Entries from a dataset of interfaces
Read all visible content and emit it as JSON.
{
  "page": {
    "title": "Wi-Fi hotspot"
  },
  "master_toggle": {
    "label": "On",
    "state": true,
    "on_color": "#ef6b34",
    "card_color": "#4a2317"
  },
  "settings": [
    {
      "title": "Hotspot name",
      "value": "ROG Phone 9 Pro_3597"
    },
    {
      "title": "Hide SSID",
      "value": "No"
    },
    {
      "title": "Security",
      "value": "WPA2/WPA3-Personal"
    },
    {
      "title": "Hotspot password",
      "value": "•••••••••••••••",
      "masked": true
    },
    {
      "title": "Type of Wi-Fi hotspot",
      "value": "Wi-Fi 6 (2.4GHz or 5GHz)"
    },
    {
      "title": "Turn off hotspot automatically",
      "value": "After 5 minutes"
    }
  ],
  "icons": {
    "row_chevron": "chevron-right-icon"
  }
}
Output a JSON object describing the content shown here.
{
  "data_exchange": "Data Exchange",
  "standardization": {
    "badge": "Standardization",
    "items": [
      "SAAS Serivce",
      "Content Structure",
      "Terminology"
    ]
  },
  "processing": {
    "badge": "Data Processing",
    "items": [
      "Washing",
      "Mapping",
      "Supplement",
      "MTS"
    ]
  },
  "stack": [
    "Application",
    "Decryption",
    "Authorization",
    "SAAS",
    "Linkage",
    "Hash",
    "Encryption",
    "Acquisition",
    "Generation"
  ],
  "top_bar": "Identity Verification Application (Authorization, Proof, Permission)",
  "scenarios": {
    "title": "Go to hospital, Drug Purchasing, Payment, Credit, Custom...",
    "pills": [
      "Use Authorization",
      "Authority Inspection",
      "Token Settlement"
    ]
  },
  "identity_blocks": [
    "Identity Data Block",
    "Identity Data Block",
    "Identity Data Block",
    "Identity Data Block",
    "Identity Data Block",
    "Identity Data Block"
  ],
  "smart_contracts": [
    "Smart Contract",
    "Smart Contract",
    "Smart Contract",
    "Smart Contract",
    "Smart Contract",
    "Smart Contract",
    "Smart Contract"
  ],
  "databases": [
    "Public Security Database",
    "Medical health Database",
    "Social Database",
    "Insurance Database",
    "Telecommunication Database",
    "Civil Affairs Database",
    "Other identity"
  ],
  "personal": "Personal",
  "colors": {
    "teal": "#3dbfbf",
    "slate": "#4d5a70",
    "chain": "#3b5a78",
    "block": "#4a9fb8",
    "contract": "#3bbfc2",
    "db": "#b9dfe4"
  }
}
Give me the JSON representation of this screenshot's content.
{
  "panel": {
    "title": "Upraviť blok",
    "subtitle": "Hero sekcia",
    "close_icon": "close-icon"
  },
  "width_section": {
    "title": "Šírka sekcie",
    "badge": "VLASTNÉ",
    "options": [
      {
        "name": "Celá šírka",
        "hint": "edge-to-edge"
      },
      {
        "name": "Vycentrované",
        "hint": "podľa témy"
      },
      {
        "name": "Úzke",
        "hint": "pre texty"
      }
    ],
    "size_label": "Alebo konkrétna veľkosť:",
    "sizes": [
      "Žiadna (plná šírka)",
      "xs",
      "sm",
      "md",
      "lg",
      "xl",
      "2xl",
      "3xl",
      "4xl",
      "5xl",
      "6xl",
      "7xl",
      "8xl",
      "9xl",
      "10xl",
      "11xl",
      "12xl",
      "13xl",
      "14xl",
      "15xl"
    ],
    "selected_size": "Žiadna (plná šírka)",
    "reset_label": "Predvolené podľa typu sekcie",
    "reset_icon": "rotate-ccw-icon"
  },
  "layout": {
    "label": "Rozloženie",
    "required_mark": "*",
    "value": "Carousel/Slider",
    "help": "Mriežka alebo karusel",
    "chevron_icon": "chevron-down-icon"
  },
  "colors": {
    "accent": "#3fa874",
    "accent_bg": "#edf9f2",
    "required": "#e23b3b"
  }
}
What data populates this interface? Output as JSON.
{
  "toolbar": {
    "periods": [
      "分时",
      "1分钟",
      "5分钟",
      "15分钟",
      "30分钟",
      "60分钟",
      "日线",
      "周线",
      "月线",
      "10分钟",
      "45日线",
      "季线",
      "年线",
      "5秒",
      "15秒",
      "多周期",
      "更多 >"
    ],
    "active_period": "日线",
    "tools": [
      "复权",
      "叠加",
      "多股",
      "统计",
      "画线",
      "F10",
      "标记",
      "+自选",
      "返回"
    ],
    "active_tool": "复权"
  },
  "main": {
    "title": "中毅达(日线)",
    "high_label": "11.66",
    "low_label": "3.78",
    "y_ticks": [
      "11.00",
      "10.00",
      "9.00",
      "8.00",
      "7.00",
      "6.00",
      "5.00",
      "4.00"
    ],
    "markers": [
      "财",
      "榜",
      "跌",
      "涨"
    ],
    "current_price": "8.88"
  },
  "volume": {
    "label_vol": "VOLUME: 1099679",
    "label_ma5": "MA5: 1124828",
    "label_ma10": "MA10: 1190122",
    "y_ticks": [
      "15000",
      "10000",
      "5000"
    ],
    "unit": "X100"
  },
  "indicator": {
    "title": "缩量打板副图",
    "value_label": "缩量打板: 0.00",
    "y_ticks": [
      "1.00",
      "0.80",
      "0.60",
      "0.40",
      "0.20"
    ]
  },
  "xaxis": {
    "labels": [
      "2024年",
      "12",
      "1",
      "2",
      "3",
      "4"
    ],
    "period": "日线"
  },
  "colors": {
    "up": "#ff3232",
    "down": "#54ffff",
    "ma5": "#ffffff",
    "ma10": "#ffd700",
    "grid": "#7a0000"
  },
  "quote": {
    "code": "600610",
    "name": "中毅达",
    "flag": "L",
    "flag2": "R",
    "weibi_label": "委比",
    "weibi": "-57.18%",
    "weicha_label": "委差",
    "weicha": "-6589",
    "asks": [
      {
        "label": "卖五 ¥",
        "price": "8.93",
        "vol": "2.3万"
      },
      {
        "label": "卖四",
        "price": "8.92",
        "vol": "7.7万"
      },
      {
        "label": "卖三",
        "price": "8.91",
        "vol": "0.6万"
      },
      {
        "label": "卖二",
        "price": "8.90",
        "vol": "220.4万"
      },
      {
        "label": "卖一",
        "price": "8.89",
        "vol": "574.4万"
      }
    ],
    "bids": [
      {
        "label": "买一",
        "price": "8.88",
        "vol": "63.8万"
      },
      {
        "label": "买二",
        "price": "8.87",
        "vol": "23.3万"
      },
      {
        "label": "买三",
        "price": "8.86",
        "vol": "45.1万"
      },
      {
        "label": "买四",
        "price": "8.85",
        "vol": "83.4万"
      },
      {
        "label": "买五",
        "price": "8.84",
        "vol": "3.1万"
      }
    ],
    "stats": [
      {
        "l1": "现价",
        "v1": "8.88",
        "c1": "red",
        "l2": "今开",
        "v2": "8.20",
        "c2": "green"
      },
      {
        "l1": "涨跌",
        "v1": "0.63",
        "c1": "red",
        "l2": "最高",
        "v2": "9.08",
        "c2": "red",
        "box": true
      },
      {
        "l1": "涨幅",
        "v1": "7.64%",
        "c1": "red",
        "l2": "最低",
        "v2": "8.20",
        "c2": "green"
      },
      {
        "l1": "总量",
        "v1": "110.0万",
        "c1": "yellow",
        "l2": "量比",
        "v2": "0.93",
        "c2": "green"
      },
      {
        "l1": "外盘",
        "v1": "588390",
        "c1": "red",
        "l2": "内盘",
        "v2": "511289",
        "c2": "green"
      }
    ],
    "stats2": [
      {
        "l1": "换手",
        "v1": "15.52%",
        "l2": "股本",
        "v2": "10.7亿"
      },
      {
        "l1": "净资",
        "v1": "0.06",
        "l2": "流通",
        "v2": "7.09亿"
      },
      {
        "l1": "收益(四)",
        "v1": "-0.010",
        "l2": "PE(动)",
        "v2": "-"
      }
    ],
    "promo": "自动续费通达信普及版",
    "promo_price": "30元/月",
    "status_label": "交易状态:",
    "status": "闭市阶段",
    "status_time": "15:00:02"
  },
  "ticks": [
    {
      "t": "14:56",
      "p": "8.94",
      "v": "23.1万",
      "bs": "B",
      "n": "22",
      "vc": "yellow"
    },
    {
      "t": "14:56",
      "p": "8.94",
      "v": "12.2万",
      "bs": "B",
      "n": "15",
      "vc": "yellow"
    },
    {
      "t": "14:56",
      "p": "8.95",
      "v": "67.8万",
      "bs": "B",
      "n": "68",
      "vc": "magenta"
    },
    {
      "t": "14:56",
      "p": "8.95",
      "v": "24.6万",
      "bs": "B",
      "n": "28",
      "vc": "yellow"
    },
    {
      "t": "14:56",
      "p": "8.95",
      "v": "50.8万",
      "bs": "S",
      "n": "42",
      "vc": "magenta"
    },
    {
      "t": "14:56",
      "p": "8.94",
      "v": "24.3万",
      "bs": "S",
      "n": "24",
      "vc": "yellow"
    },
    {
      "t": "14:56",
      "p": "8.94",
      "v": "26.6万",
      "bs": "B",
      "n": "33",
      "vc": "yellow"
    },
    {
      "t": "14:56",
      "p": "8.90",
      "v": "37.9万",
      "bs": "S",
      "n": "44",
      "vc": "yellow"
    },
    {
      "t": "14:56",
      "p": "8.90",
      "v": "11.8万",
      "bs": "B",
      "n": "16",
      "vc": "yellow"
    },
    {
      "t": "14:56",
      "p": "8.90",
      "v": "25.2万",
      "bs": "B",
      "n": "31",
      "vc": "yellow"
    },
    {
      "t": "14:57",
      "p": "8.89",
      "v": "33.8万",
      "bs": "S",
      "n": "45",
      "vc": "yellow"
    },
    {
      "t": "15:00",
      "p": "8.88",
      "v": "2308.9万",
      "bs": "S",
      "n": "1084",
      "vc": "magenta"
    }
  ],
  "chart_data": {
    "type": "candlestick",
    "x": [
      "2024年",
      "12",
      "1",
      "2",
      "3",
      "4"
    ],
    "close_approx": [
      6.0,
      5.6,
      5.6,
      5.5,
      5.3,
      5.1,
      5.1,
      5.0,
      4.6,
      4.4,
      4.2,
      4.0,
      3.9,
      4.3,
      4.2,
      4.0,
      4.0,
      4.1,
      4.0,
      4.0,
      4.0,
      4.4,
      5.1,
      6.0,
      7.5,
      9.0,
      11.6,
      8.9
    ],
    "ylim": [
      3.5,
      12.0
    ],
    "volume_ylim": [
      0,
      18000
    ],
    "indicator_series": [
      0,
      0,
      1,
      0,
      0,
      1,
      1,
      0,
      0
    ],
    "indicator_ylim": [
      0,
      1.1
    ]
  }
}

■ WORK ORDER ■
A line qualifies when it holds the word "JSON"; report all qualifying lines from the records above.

■ ANSWER SECTION ■
Read all visible content and emit it as JSON.
Output a JSON object describing the content shown here.
Give me the JSON representation of this screenshot's content.
What data populates this interface? Output as JSON.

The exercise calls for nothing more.